This is not how many of the the people there want it.
The Protestant barmaid complained that "our ones" don't get marching at the top of the town, but she ddidn't want trouble. She had enough of that in the past when an IRA bomb at the post office brought down ceilings in her house.
She welcomes Catholic customers in her pub and insisted that relations were good.
"And in some of the Protestant pubs, there is only Catholics goes into them."
People in the street confirmed that they mix well, or at least that young people do. There were three young men standing at a bus stop in the Diamond – Todd, Ciaran and Eoin.
Todd described Castlederg as "a good enough ould spot".
He said: "We were living in the past but we're trying to move on and this is a peaceful town."
He said the parade will be "a bit of craic".
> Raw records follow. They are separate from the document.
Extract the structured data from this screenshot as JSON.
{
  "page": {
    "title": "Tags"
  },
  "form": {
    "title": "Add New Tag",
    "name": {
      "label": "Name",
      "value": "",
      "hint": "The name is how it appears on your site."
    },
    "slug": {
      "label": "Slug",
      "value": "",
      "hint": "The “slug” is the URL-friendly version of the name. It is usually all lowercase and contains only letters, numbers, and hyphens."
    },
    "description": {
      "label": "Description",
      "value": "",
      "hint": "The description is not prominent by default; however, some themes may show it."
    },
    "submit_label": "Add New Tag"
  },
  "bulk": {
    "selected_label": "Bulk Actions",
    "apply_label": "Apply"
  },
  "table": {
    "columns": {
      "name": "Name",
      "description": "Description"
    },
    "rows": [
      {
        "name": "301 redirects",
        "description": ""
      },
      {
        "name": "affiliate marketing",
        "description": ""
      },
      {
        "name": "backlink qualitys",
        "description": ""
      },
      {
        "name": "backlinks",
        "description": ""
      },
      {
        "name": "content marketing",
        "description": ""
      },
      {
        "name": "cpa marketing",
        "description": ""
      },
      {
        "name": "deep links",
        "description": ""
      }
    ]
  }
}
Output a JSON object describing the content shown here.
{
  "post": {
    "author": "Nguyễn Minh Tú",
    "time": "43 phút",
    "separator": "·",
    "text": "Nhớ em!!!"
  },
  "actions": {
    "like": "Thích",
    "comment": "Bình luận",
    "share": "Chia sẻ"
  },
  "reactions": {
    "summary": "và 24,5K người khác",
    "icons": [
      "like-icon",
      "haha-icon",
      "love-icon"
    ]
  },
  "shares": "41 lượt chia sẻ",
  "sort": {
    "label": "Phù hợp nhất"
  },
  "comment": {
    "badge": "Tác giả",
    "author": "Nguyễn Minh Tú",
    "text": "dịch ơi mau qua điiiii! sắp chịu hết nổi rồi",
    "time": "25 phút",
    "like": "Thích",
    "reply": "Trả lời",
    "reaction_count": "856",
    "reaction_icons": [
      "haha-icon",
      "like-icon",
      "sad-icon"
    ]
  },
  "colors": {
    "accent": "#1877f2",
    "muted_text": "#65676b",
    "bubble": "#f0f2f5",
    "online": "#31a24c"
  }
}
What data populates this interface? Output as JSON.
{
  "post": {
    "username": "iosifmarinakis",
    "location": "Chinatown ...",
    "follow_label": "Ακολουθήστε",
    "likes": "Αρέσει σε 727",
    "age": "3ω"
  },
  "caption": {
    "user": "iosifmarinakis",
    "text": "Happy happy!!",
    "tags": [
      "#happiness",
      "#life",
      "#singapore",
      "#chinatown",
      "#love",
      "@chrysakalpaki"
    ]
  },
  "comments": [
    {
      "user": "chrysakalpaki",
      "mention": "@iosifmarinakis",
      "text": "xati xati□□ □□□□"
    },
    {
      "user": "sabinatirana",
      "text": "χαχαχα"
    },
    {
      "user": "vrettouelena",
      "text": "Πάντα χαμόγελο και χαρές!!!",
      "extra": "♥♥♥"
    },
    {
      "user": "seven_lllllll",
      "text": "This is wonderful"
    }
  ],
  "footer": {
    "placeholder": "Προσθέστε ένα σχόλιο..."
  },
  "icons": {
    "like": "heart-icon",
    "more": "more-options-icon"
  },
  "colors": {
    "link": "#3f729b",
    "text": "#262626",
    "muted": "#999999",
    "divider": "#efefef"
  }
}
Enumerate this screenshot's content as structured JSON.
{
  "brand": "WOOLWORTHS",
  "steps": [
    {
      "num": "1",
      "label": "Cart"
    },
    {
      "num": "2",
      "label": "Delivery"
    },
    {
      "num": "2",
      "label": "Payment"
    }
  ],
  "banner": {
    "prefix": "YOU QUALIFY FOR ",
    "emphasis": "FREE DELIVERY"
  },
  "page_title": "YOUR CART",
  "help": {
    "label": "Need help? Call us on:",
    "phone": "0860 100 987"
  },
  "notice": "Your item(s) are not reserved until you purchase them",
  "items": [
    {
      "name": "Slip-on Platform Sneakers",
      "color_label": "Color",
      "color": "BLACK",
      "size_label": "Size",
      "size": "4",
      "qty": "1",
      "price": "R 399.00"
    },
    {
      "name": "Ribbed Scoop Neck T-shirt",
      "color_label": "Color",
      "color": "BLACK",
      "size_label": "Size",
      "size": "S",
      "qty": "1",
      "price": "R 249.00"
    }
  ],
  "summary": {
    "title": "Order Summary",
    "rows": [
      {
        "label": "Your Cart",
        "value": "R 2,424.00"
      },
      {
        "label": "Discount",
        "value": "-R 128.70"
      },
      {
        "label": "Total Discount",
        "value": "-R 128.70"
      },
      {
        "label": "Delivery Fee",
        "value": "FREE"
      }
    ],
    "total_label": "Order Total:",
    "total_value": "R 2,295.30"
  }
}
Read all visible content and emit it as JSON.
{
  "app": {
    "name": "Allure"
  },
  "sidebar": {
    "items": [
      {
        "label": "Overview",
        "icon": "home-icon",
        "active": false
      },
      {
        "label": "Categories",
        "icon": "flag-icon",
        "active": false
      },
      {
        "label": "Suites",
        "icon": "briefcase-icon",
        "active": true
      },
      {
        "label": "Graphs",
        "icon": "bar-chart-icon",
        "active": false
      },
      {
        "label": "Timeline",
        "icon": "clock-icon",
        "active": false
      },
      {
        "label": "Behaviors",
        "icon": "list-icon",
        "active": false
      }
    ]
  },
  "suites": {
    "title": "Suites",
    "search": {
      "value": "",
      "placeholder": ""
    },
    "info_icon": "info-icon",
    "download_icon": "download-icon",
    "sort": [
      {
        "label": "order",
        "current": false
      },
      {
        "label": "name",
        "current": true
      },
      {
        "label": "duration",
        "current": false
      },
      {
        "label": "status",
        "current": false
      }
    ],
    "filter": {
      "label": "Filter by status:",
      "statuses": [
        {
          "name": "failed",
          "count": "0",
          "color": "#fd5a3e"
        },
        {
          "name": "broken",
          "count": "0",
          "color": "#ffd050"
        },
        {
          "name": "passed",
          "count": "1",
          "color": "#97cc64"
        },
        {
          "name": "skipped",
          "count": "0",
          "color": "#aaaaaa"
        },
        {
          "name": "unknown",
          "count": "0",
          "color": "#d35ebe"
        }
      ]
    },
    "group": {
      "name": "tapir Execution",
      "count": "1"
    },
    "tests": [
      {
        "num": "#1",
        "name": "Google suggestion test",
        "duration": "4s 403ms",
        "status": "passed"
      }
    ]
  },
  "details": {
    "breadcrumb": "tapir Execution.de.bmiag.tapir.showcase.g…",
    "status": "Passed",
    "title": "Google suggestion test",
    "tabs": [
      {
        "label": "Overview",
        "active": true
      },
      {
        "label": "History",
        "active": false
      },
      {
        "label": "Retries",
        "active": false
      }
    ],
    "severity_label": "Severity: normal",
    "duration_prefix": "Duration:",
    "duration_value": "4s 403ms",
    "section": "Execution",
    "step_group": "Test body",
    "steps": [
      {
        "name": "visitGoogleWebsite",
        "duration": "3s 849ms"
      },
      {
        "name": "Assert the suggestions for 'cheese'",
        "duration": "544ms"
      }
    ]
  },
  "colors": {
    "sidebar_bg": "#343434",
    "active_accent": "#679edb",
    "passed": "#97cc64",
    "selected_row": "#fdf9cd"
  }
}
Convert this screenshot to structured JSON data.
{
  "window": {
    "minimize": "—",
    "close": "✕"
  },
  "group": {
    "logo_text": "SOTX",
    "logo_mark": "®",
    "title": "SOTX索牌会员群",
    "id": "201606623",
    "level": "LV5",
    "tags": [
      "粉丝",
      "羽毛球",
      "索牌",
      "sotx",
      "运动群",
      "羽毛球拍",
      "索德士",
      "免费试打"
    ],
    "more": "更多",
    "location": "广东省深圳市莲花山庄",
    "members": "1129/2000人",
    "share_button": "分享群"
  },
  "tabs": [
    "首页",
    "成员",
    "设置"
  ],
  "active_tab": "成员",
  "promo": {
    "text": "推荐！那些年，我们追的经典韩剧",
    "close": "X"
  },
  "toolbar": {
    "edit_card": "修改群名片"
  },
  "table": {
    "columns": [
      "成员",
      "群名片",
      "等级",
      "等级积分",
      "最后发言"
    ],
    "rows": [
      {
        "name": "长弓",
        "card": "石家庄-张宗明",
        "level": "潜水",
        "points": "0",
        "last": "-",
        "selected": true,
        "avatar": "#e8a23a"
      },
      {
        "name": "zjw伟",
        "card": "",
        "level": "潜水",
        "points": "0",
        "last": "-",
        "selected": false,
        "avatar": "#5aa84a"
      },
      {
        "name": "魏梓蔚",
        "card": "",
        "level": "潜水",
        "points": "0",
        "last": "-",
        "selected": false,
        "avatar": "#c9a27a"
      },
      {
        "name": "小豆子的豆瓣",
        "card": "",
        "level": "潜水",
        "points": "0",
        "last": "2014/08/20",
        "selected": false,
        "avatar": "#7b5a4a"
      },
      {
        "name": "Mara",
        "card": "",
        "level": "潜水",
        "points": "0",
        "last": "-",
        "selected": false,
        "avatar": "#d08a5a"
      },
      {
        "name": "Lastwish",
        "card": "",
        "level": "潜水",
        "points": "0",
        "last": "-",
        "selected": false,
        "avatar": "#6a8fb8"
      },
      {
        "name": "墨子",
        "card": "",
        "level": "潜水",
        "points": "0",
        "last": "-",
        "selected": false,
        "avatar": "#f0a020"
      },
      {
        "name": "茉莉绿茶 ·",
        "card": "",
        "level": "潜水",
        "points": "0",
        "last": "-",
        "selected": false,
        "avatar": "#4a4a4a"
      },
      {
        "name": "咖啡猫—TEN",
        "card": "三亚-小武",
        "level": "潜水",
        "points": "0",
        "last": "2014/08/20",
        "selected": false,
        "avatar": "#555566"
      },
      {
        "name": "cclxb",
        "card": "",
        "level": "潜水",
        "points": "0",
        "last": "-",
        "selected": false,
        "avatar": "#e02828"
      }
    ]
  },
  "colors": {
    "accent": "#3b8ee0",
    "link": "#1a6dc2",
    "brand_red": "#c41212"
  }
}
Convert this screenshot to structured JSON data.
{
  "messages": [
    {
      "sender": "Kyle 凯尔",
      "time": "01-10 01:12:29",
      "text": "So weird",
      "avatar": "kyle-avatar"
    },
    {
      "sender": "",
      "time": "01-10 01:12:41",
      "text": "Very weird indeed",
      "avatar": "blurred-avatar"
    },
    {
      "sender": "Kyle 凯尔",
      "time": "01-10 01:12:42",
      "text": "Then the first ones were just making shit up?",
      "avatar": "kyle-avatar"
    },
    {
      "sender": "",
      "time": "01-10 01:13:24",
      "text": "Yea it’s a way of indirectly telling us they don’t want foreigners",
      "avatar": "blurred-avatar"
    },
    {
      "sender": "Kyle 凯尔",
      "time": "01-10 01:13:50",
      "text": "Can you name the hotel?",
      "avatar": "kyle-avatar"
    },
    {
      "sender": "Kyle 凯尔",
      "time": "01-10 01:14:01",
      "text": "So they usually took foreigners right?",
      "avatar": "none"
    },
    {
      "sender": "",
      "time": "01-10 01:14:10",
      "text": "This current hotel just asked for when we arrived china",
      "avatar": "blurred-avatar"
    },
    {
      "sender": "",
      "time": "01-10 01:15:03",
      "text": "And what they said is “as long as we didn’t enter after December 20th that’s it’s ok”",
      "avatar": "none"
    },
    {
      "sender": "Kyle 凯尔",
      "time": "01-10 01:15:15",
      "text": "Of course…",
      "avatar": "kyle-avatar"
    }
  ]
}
To clarify, he added: "There's people takes it seriously, but I wouldn't. Some of my Protestant friends mightn't be impressed, but that's their hang-up."
Eoin said: "It's an all right sort of town; it's pretty much our twilight zone. We have the most peaceful and the most violent history."
He said it was "quiet enough now, but recently, with the flags, it's been up and down".
He won't be at the parade: "I don't really go for that stuff."
Both said that Catholics and Protestants mixed well.
Ciaran said that the older generation were more concerned: "We weren't born in them times, like."
Another local, Michael, described himself as a republican. He said: "The fact we're not allowed to march around our own town is a disgrace. We don't ask for much; we don't march often and the one time we want to we're not allowed to do it."
He added he may not even go: "For the route they're taking, it's not worth going."
He said it was important for him to commemorate the IRA.
"What these men were going to do, it probably would have been wrong, but at that time it would have been the right thing to do and the fact that they are willing to put their lives at risk to free Ireland, I think they should be commemorated. And the people of Castlederg wanted to do this, and they're not allowed to do it."
Most people did not want to discuss the issue on the street with a reporter.
"I've a business in the town, so I'll say nothing," said one woman.
A bank clerk recoiled, as if the very question was an affront to her.
Three girls round the corner had little interest in the politics. Two of them were Protestants, one was a Catholic, and they were friends.
"This is a decent enough place," they said.
They won't be going near the parade.
"It's going to start rows. Everybody is chatting about it."
One of the girls added: "We're Protestants, so we don't want it in the first place."
The Catholic girl said she didn't want to argue about it: "The IRA's just a bit too far."
Like the boys at the bus stop, they insisted there were strong friendships in the town between young people of both traditions.
Everyone that would talk, and perhaps most who wouldn't, wants those relationships to survive this weekend's tensions.